Special Events

Some of our longer, special events are specifically designed with English language support and information to allow riders from overseas (and expatriates within Japan) to participate more easily.
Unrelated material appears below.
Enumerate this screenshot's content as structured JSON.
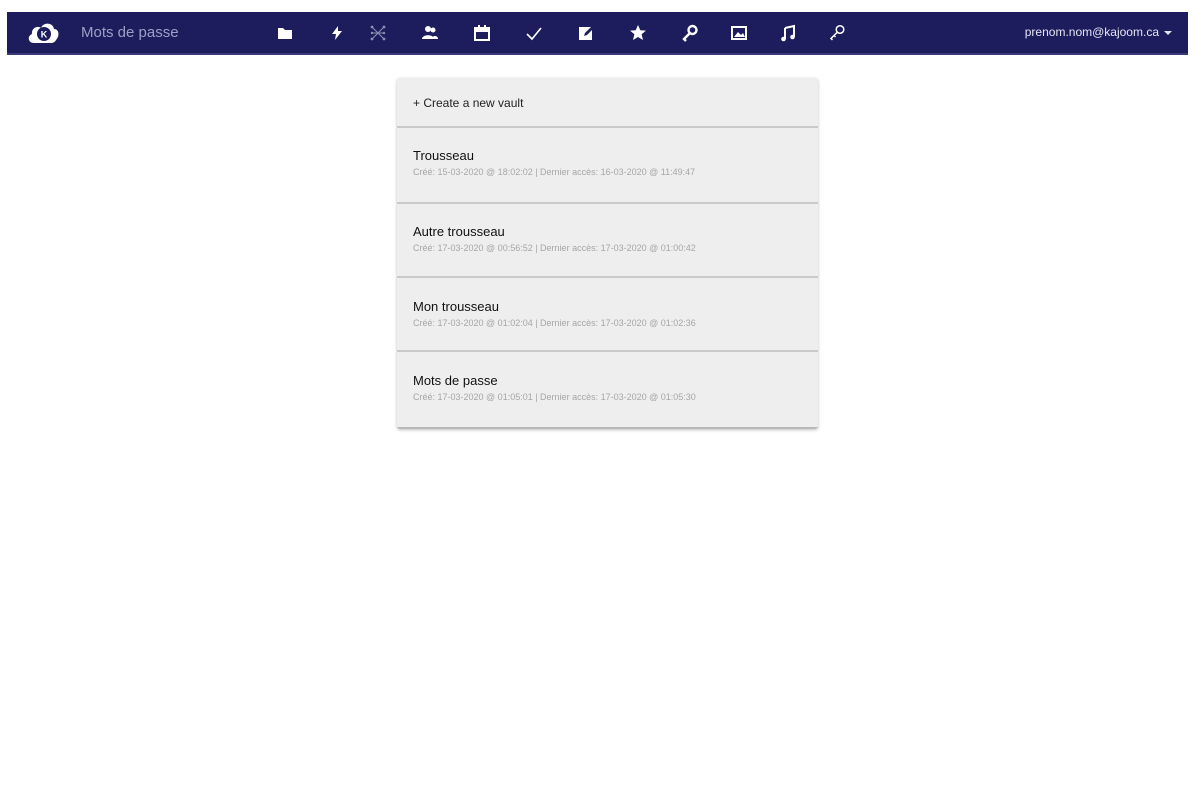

The following are some longer events that have made special accommodations to allow overseas rider participation: 1.  Okayama 1200 April 23-26, 2016 (English website for overseas riders and other assistance for overseas riders) http://audax-okayama.com/1200km2016/okayama1200e/ 2.  Saitama Audax “Bike Across Japan” 2400km event April 29-May 8 2015 (English website for overseas riders) http://baj.audax-saitama.org/home/english 3.  Hokkaido 1200 July 15-18, 2016 (English website and reserved slots for overseas riders, some English assistance at check-in, controls and with course etc.). http://sappwind.sakura.ne.jp/2016y12kEN.html

English Support at Japanese Brevets
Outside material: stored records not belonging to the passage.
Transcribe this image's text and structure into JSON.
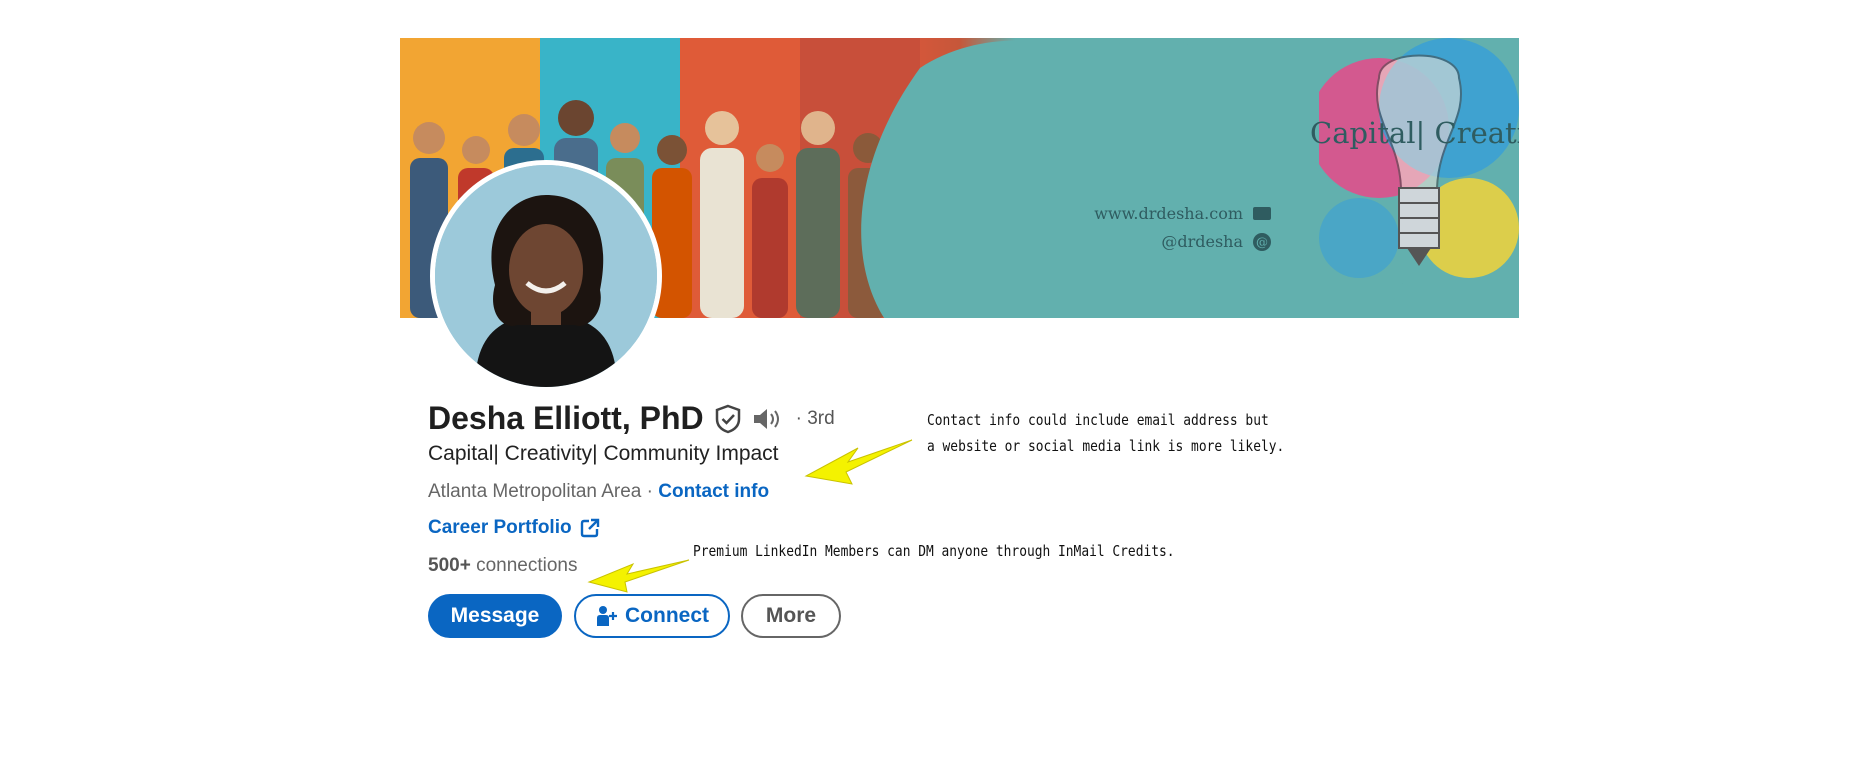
{
  "banner": {
    "tagline": "Capital| Creativity| Community",
    "website": "www.drdesha.com",
    "handle": "@drdesha",
    "icons": [
      "mail-icon",
      "at-icon"
    ]
  },
  "profile": {
    "name": "Desha Elliott, PhD",
    "degree": "· 3rd",
    "headline": "Capital| Creativity| Community Impact",
    "location": "Atlanta Metropolitan Area",
    "location_sep": " · ",
    "contact_info": "Contact info",
    "portfolio_label": "Career Portfolio",
    "connections_count": "500+",
    "connections_label": " connections"
  },
  "actions": {
    "message": "Message",
    "connect": "Connect",
    "more": "More"
  },
  "annotations": {
    "contact_line1": "Contact info could include email address but",
    "contact_line2": "a website or social media link is more likely.",
    "premium": "Premium LinkedIn Members can DM anyone through InMail Credits."
  },
  "colors": {
    "linkedin_blue": "#0a66c2",
    "banner_teal": "#62b0ae",
    "annotation_arrow": "#f4f200"
  }
}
Also, in limited cases some of our local chapters (which organize and sponsor all the events) are able to support specific requests from overseas randonneurs visiting Japan who want to join an event, including help in signing up and/or introduction of English-speaking “buddies” to help along the ride.  These requests cannot always be honored, but it does not hurt to ask. [Any specific clubs or contacts to mention? – I think R-Tokyo had a designated staff member to deal with such requests, when a U.S. randonneur inquired last year?] A list of all 2016 events by date, length and local sponsoring chapter can be found here, with links to the local chapter’s (Japanese language) website. http://www.audax-japan.org/BRM-calendar.html
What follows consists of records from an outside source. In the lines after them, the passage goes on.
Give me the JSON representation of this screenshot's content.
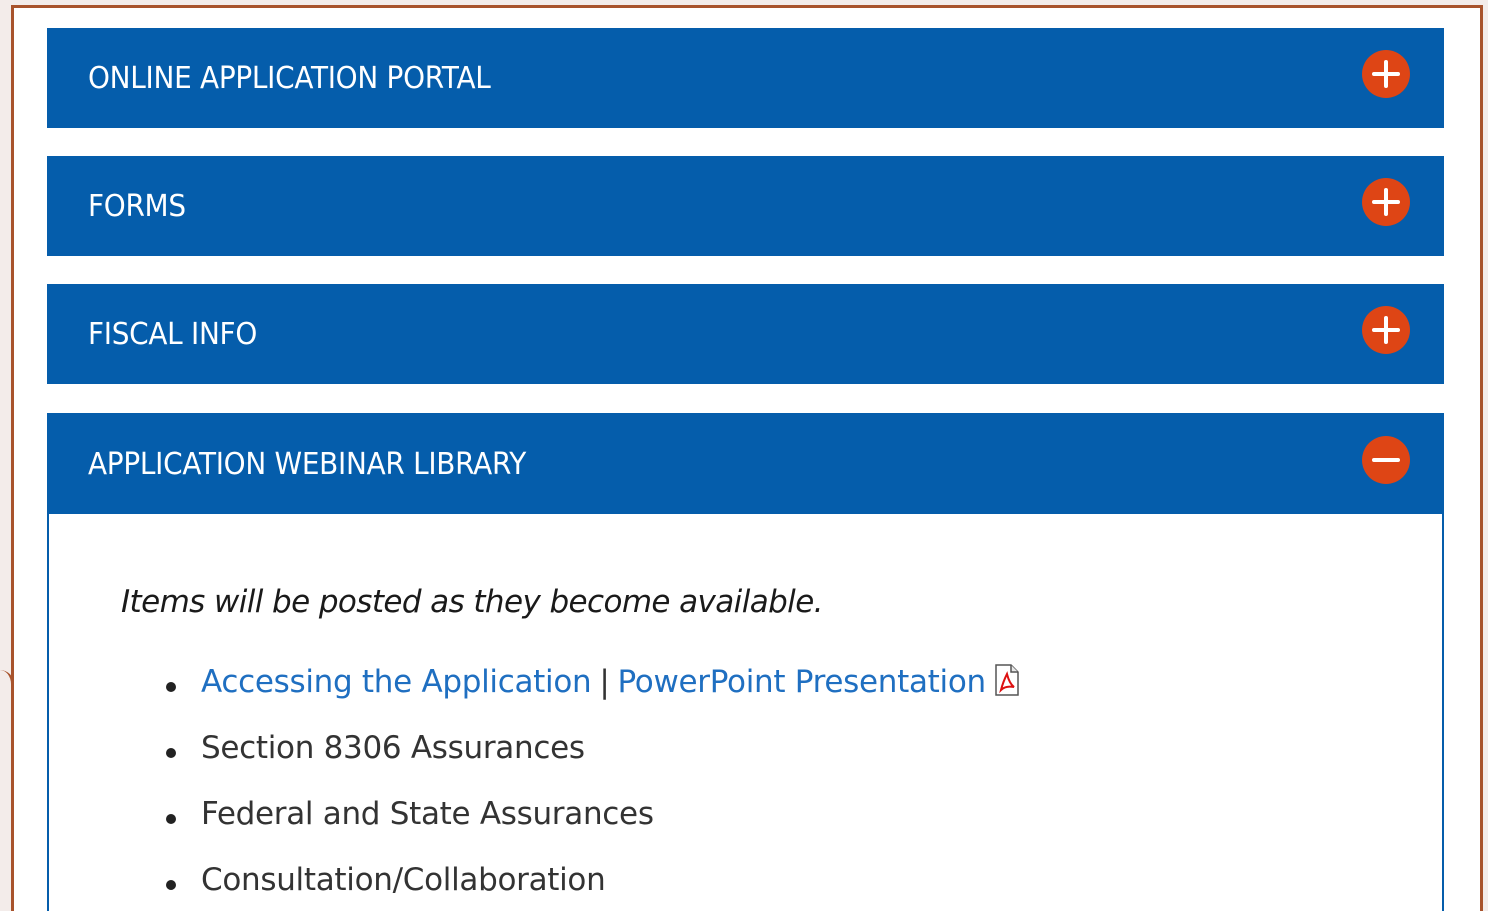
{
  "accordion": [
    {
      "title": "ONLINE APPLICATION PORTAL",
      "state": "collapsed",
      "icon": "plus-icon"
    },
    {
      "title": "FORMS",
      "state": "collapsed",
      "icon": "plus-icon"
    },
    {
      "title": "FISCAL INFO",
      "state": "collapsed",
      "icon": "plus-icon"
    },
    {
      "title": "APPLICATION WEBINAR LIBRARY",
      "state": "expanded",
      "icon": "minus-icon"
    }
  ],
  "webinar_panel": {
    "note": "Items will be posted as they become available.",
    "items": [
      {
        "link1": "Accessing the Application",
        "separator": "|",
        "link2": "PowerPoint Presentation",
        "icon": "pdf-icon"
      },
      {
        "text": "Section 8306 Assurances"
      },
      {
        "text": "Federal and State Assurances"
      },
      {
        "text": "Consultation/Collaboration"
      }
    ]
  },
  "colors": {
    "header_bg": "#055dab",
    "toggle_bg": "#de4515",
    "link": "#1f6fc1",
    "frame_border": "#a8532c"
  }
}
Advice for Overseas Riders

1. Use of GPS For anyone not fluent in written Japanese, it is HIGHLY recommended to prepare for the event carefully by reviewing maps of the course and, when available, getting a GPS “track” you can load on a GPS device or smartphone (which has access to a data network in Japan) so you will not get lost trying to use a Japanese cue sheet and looking at Japanese signage. The use of GPS is highly recommended because most streets do not have names,  and the road signs do not indicate compass direction as they would in the U.S. or many other countries. Some local chapters make these types of aids available for their events, while others offer only a cue sheet.  In either case, you will be warned that the cue sheet contains the definitive route. 2. Insurance One of the conditions to entry to any brevet in Japan is third party liability insurance that will cover cycling events, in an amount not less than 50 million yen (but 100 million yen is recommended).   The insurance policy must cover the entire relevant event (geographic applicability and period of policy).  Policy details are typically required at sign-up, and proof of insurance may be required.  Accidents in Japan – even a minor scrape of a car’s side mirror – can generate claims and insurance is by far the easiest way to deal with such claims. Of course, insurance is essential in case of a more serious accident.  Even though it is not required for sign-up, for a rider visiting from abroad you should make sure that not only third party liability, but also your own medical, travel, life and disability insurance is appropriate for participation in this kind of event.
最終更新日: 2016年March16日